Posted On Sunday, July 15, 2012 at 12:52:05 PM
Mazar-i-Sharif: A suicide bomber killed 17 people including a prominent Afghan lawmaker at his daughter’s wedding party in the country’s north on Saturday, officials said.
Ahmad Khan Samangani, an ethnic Uzbek and anti-Soviet guerrilla leader in the 1980s, who later became amember of parliament, was welcoming guests to his daughter’s wedding when the attacker embraced him, detonating the explosives strapped around his waist.
Afghan men inspect the damaged wedding hall in Samangani province. (Below) Ahmad Khan Samangani was a prominent warlord-turned-politician and MP
President Hamid Karzai’s office said in a statement that 17 people were killed and 43 wounded, revising an earlier statement that said 23 were killed in the attack in Aybak, the capital of the normally peaceful Samangani province.
Provincial intelligence chief Mohammad Khan was among those killed at the celebration attended by other high-ranking government officials who were also wounded.
There was no immediate claim of responsibility but officials blamed the attack on “enemies of Afghanistan”, a term used to refer to Taliban. Karzai also appointed a team to investigate.
Guest turns killer
Witnesses said windows of the wedding hall were shattered and blood-stained turbans, shoes and clothes could been seen around the hall.
The attacker apparently disguised himself as a guest and blew himself up at the entrance of the hall, where Samangani and other high-ranking local officials were welcoming guests.
Mohammad Sherzai, criminal investigations director in Aybak who was helping provide security for the wedding, said most guests had gathered on the second and third floors of the wedding hall when the morning explosion occurred.
Samangani was welcoming guests arriving from Mazar-i-Sharif, the capital of neighbouring Balkh province.
“Suddenly, the attacker, who was among the guests, got very close to Samangani. He detonated his suicide vest,” Sherzai said. “The explosion was so strong there were even people on the third floor who were wounded.
For about 10 minutes, nobody knew what was happening,” he said.“There was dark smoke all around.”Samangani became famous during fight against the Soviets, who left the country in 1989 after a 10- year occupation.

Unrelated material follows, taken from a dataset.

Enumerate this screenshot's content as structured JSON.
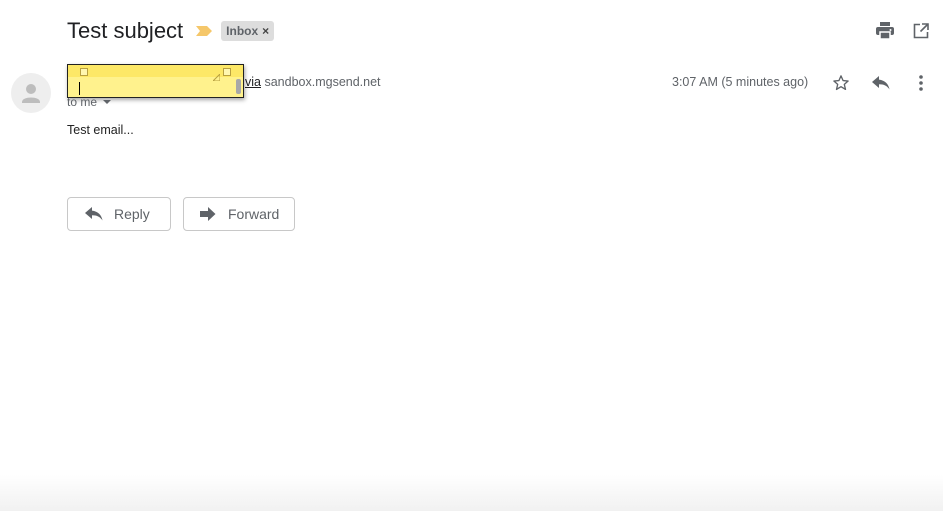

He became an MP last year and was considered a key leader in Samangani and northern Afghanistan.